Whale-Watching in the Gulf of Chiriquí (Western Panama): The deep waters and sheltered bays and islets in the Gulf of Chiriquí and Coiba National Park attract whales from both the northern and southern hemispheres to mate and calf. Your best chance of seeing humpback, fin, or pilot whales are between the months of August and November, when they come so close they can sometimes be seen from the shore. 
Watching the Diablos and Congos Dance (Portobelo): This folkloric dance is performed by the descendants of the cimarrones, the runaway slaves who fiercely fought for their freedom during the Spanish colonial period, in this port where the Afro-Panamanian legacy runs deep. The routines feature lively drum beats, colorful and often outrageous costumes, lavish masks, chants, and songs. They are performed during the Carnaval period, though Casa Congo ( 202-0880 ) in Portobelo can set up performances for groups during the rest of the year. 
Experience Carnaval in Las Tablas (Panama City): Although Panama City’s Carnaval is more of a typical metropolitan party, this colonial town in the Azuero Peninsula holds a more traditional festival. The atmosphere is enlivened by an intense rivalry between “high street” and “low street,” with each side vying to have the most creative costumes and floats. 

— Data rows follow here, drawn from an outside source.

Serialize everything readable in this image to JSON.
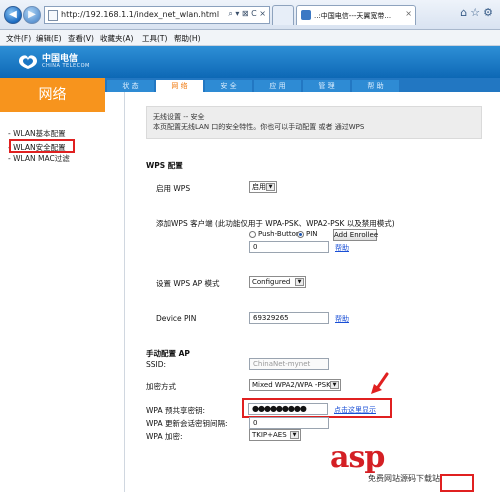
{
  "browser": {
    "url": "http://192.168.1.1/index_net_wlan.html",
    "address_tools": "⌕ ▾ ⊠ C ×",
    "tab_label": "..:中国电信---天翼宽带...",
    "tab_close": "×",
    "back_glyph": "◀",
    "forward_glyph": "▶",
    "right_icons": "⌂☆⚙",
    "menu": [
      "文件(F)",
      "编辑(E)",
      "查看(V)",
      "收藏夹(A)",
      "工具(T)",
      "帮助(H)"
    ]
  },
  "router": {
    "logo_text": "中国电信",
    "logo_sub": "CHINA TELECOM",
    "section_title": "网络",
    "tabs": [
      {
        "label": "状 态",
        "active": false
      },
      {
        "label": "网 络",
        "active": true
      },
      {
        "label": "安 全",
        "active": false
      },
      {
        "label": "应 用",
        "active": false
      },
      {
        "label": "管 理",
        "active": false
      },
      {
        "label": "帮 助",
        "active": false
      }
    ]
  },
  "sidebar": {
    "items": [
      {
        "label": "- WLAN基本配置",
        "active": false
      },
      {
        "label": "- WLAN安全配置",
        "active": true
      },
      {
        "label": "- WLAN MAC过滤",
        "active": false
      }
    ]
  },
  "info": {
    "title": "无线设置 -- 安全",
    "desc": "本页配置无线LAN 口的安全特性。你也可以手动配置 或者 通过WPS"
  },
  "wps": {
    "heading": "WPS 配置",
    "enable_label": "启用 WPS",
    "enable_value": "启用",
    "add_client_label": "添加WPS 客户端 (此功能仅用于 WPA-PSK、WPA2-PSK 以及禁用模式)",
    "push_button_label": "Push-Button",
    "pin_label": "PIN",
    "pin_selected": true,
    "pin_value": "0",
    "add_enrollee_label": "Add Enrollee",
    "help_label": "帮助",
    "ap_mode_label": "设置 WPS AP 模式",
    "ap_mode_value": "Configured",
    "device_pin_label": "Device PIN",
    "device_pin_value": "69329265",
    "device_pin_help": "帮助"
  },
  "manual": {
    "heading": "手动配置 AP",
    "ssid_label": "SSID:",
    "ssid_value": "ChinaNet-mynet",
    "encryption_label": "加密方式",
    "encryption_value": "Mixed WPA2/WPA -PSK",
    "psk_label": "WPA 预共享密钥:",
    "psk_value": "●●●●●●●●●",
    "show_password_link": "点击这里显示",
    "rekey_label": "WPA 更新会话密钥间隔:",
    "rekey_value": "0",
    "wpa_encryption_label": "WPA 加密:",
    "wpa_encryption_value": "TKIP+AES"
  },
  "watermark": {
    "brand": "asp",
    "sub": "免费网站源码下载站"
  },
  "colors": {
    "header_blue": "#0d68b5",
    "section_orange": "#f7941d",
    "highlight_red": "#e02020",
    "link_blue": "#1a4fd6"
  }
}
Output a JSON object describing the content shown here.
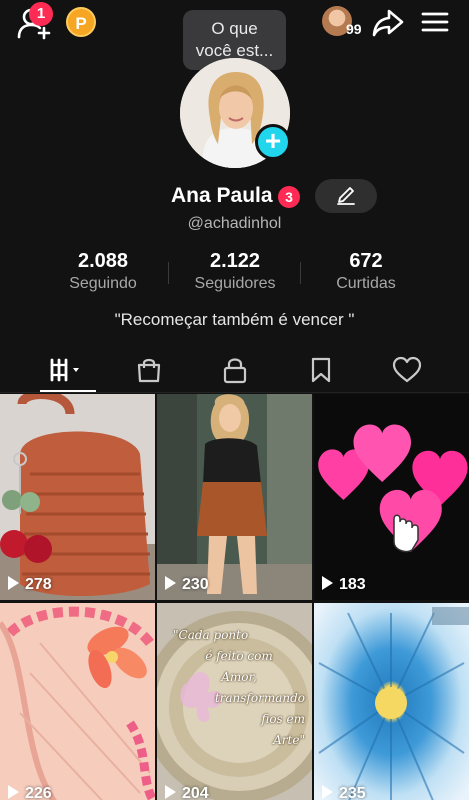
{
  "header": {
    "friend_requests_count": "1",
    "coin_label": "P",
    "tooltip_text": "O que você est...",
    "avatar_count": "99",
    "add_friend_icon": "add-friend-icon",
    "share_icon": "share-arrow-icon",
    "menu_icon": "hamburger-menu-icon"
  },
  "profile": {
    "name": "Ana Paula",
    "name_badge": "3",
    "username": "@achadinhol",
    "bio": "\"Recomeçar também é vencer \"",
    "edit_icon": "pencil-icon",
    "add_avatar_label": "+"
  },
  "stats": [
    {
      "value": "2.088",
      "label": "Seguindo"
    },
    {
      "value": "2.122",
      "label": "Seguidores"
    },
    {
      "value": "672",
      "label": "Curtidas"
    }
  ],
  "tabs": [
    {
      "icon": "videos-grid-icon",
      "active": true
    },
    {
      "icon": "shopping-bag-icon",
      "active": false
    },
    {
      "icon": "lock-icon",
      "active": false
    },
    {
      "icon": "bookmark-icon",
      "active": false
    },
    {
      "icon": "heart-icon",
      "active": false
    }
  ],
  "videos": [
    {
      "views": "278"
    },
    {
      "views": "230"
    },
    {
      "views": "183"
    },
    {
      "views": "226"
    },
    {
      "views": "204",
      "overlay_text": [
        "\"Cada ponto",
        "é feito com",
        "Amor,",
        "transformando",
        "fios em",
        "Arte\""
      ]
    },
    {
      "views": "235"
    }
  ],
  "colors": {
    "background": "#121212",
    "accent_red": "#fe2c55",
    "accent_cyan": "#20d5ec",
    "coin": "#f6a623"
  }
}
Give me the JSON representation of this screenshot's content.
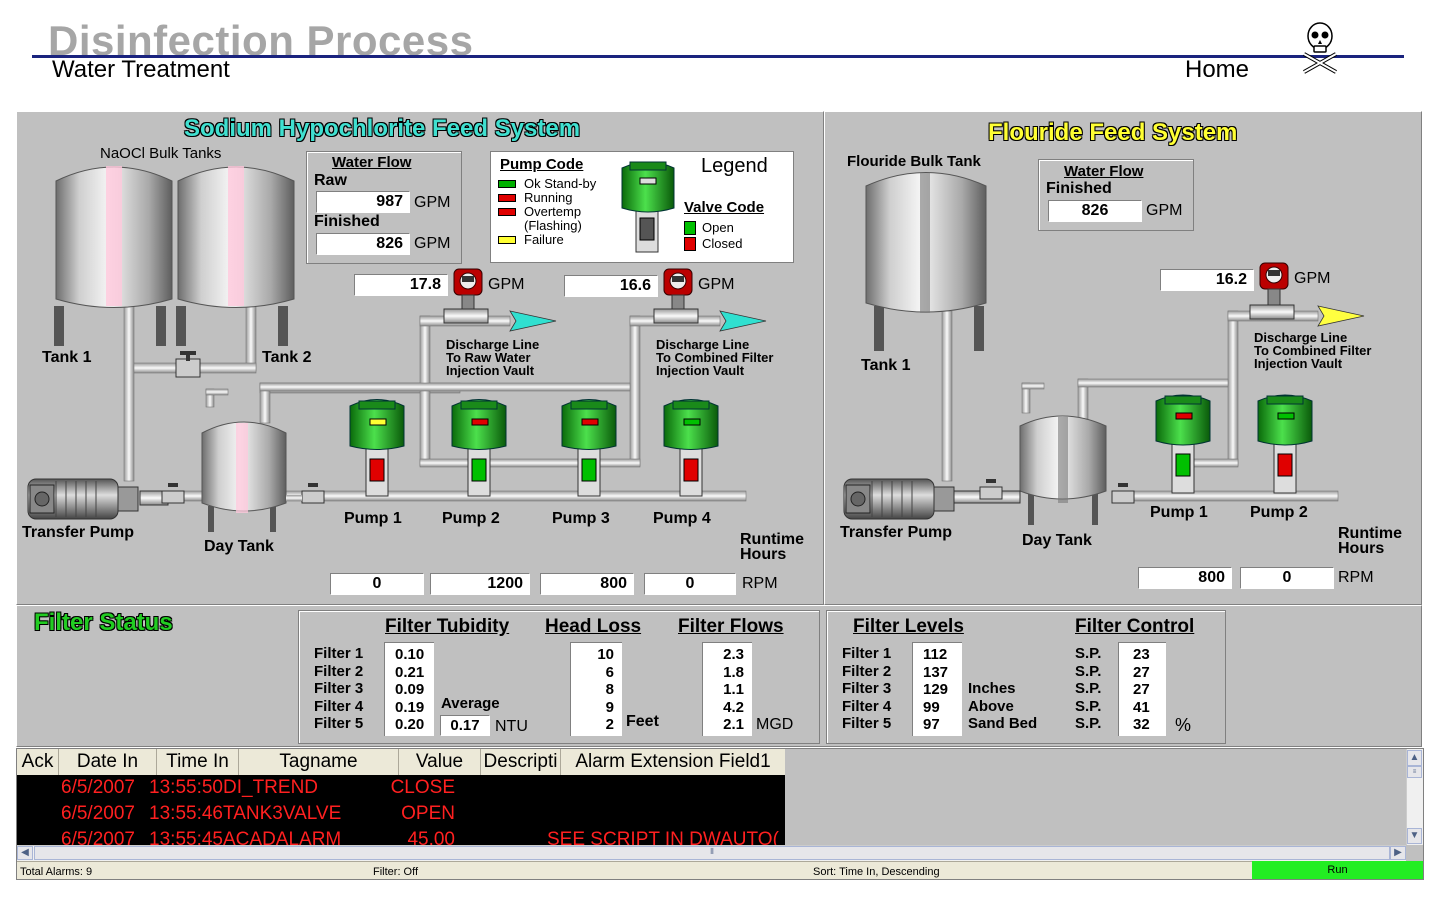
{
  "header": {
    "title": "Disinfection Process",
    "subtitle": "Water Treatment",
    "home_label": "Home",
    "rule_color": "#1a237e",
    "logo_icon": "skull-crossbones-icon"
  },
  "hypochlorite": {
    "title": "Sodium Hypochlorite Feed System",
    "bulk_tanks_label": "NaOCl Bulk Tanks",
    "tank1_label": "Tank 1",
    "tank2_label": "Tank 2",
    "day_tank_label": "Day Tank",
    "transfer_pump_label": "Transfer Pump",
    "water_flow": {
      "title": "Water Flow",
      "raw_label": "Raw",
      "raw_value": "987",
      "raw_unit": "GPM",
      "finished_label": "Finished",
      "finished_value": "826",
      "finished_unit": "GPM"
    },
    "legend": {
      "title": "Legend",
      "pump_code_title": "Pump Code",
      "pump_codes": [
        {
          "label": "Ok Stand-by",
          "color": "#00b000"
        },
        {
          "label": "Running",
          "color": "#e00000"
        },
        {
          "label": "Overtemp",
          "color": "#e00000"
        },
        {
          "label": "(Flashing)",
          "color": ""
        },
        {
          "label": "Failure",
          "color": "#ffff33"
        }
      ],
      "valve_code_title": "Valve Code",
      "valve_codes": [
        {
          "label": "Open",
          "color": "#00c000"
        },
        {
          "label": "Closed",
          "color": "#e00000"
        }
      ]
    },
    "flow_meter_1": {
      "value": "17.8",
      "unit": "GPM"
    },
    "flow_meter_2": {
      "value": "16.6",
      "unit": "GPM"
    },
    "discharge_1": {
      "line1": "Discharge Line",
      "line2": "To Raw Water",
      "line3": "Injection Vault"
    },
    "discharge_2": {
      "line1": "Discharge Line",
      "line2": "To Combined Filter",
      "line3": "Injection Vault"
    },
    "pumps": [
      {
        "label": "Pump 1",
        "indicator": "#ffff33",
        "valve": "#e00000",
        "rpm": "0"
      },
      {
        "label": "Pump 2",
        "indicator": "#e00000",
        "valve": "#00c000",
        "rpm": "1200"
      },
      {
        "label": "Pump 3",
        "indicator": "#e00000",
        "valve": "#00c000",
        "rpm": "800"
      },
      {
        "label": "Pump 4",
        "indicator": "#00c000",
        "valve": "#e00000",
        "rpm": "0"
      }
    ],
    "runtime_label_1": "Runtime",
    "runtime_label_2": "Hours",
    "rpm_unit": "RPM"
  },
  "flouride": {
    "title": "Flouride Feed System",
    "bulk_tank_label": "Flouride Bulk Tank",
    "tank1_label": "Tank 1",
    "day_tank_label": "Day Tank",
    "transfer_pump_label": "Transfer Pump",
    "water_flow": {
      "title": "Water Flow",
      "finished_label": "Finished",
      "finished_value": "826",
      "finished_unit": "GPM"
    },
    "flow_meter": {
      "value": "16.2",
      "unit": "GPM"
    },
    "discharge": {
      "line1": "Discharge Line",
      "line2": "To Combined Filter",
      "line3": "Injection Vault"
    },
    "pumps": [
      {
        "label": "Pump 1",
        "indicator": "#e00000",
        "valve": "#00c000",
        "rpm": "800"
      },
      {
        "label": "Pump 2",
        "indicator": "#00c000",
        "valve": "#e00000",
        "rpm": "0"
      }
    ],
    "runtime_label_1": "Runtime",
    "runtime_label_2": "Hours",
    "rpm_unit": "RPM"
  },
  "filter_status": {
    "title": "Filter Status",
    "filter_labels": [
      "Filter 1",
      "Filter 2",
      "Filter 3",
      "Filter 4",
      "Filter 5"
    ],
    "turbidity_title": "Filter Tubidity",
    "turbidity": [
      "0.10",
      "0.21",
      "0.09",
      "0.19",
      "0.20"
    ],
    "average_label": "Average",
    "average_value": "0.17",
    "ntu_unit": "NTU",
    "head_loss_title": "Head Loss",
    "head_loss": [
      "10",
      "6",
      "8",
      "9",
      "2"
    ],
    "feet_unit": "Feet",
    "flows_title": "Filter Flows",
    "flows": [
      "2.3",
      "1.8",
      "1.1",
      "4.2",
      "2.1"
    ],
    "mgd_unit": "MGD",
    "levels_title": "Filter Levels",
    "levels": [
      "112",
      "137",
      "129",
      "99",
      "97"
    ],
    "levels_desc": [
      "Inches",
      "Above",
      "Sand Bed"
    ],
    "control_title": "Filter Control",
    "sp_label": "S.P.",
    "control": [
      "23",
      "27",
      "27",
      "41",
      "32"
    ],
    "pct_unit": "%"
  },
  "alarms": {
    "columns": [
      "Ack",
      "Date In",
      "Time In",
      "Tagname",
      "Value",
      "Descripti",
      "Alarm Extension Field1"
    ],
    "rows": [
      {
        "ack": "",
        "date": "6/5/2007",
        "time": "13:55:50",
        "tag": "DI_TREND",
        "value": "CLOSE",
        "desc": "",
        "ext": ""
      },
      {
        "ack": "",
        "date": "6/5/2007",
        "time": "13:55:46",
        "tag": "TANK3VALVE",
        "value": "OPEN",
        "desc": "",
        "ext": ""
      },
      {
        "ack": "",
        "date": "6/5/2007",
        "time": "13:55:45",
        "tag": "ACADALARM",
        "value": "45.00",
        "desc": "",
        "ext": "SEE SCRIPT IN DWAUTO("
      }
    ],
    "total_label": "Total Alarms: 9",
    "filter_label": "Filter: Off",
    "sort_label": "Sort: Time In, Descending",
    "run_label": "Run",
    "run_color": "#22ee22"
  }
}
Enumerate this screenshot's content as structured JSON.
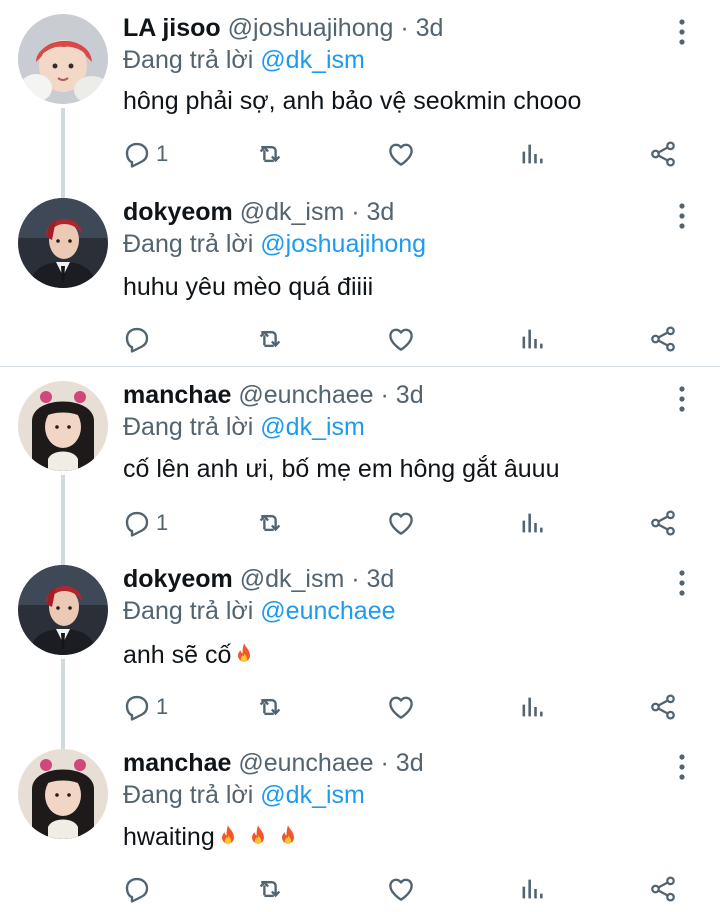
{
  "tweets": [
    {
      "name": "LA jisoo",
      "handle": "@joshuajihong",
      "sep": "·",
      "time": "3d",
      "reply_prefix": "Đang trả lời",
      "reply_to": "@dk_ism",
      "text": "hông phải sợ, anh bảo vệ seokmin chooo",
      "reply_count": "1",
      "flames": 0
    },
    {
      "name": "dokyeom",
      "handle": "@dk_ism",
      "sep": "·",
      "time": "3d",
      "reply_prefix": "Đang trả lời",
      "reply_to": "@joshuajihong",
      "text": "huhu yêu mèo quá điiii",
      "reply_count": "",
      "flames": 0
    },
    {
      "name": "manchae",
      "handle": "@eunchaee",
      "sep": "·",
      "time": "3d",
      "reply_prefix": "Đang trả lời",
      "reply_to": "@dk_ism",
      "text": "cố lên anh ưi, bố mẹ em hông gắt âuuu",
      "reply_count": "1",
      "flames": 0
    },
    {
      "name": "dokyeom",
      "handle": "@dk_ism",
      "sep": "·",
      "time": "3d",
      "reply_prefix": "Đang trả lời",
      "reply_to": "@eunchaee",
      "text": "anh sẽ cố",
      "reply_count": "1",
      "flames": 1
    },
    {
      "name": "manchae",
      "handle": "@eunchaee",
      "sep": "·",
      "time": "3d",
      "reply_prefix": "Đang trả lời",
      "reply_to": "@dk_ism",
      "text": "hwaiting",
      "reply_count": "",
      "flames": 3
    }
  ],
  "icons": {
    "reply": "reply-icon",
    "retweet": "retweet-icon",
    "like": "heart-icon",
    "analytics": "analytics-icon",
    "share": "share-icon",
    "more": "more-vertical-icon",
    "emoji": "fire-emoji"
  },
  "colors": {
    "mention": "#1d9bf0",
    "secondary_text": "#536471",
    "icon": "#536471",
    "thread_line": "#cfd9de"
  }
}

Note: This information was accurate when it was published, but can change without notice. Please be sure to confirm all rates and details directly with the companies in question before planning your trip.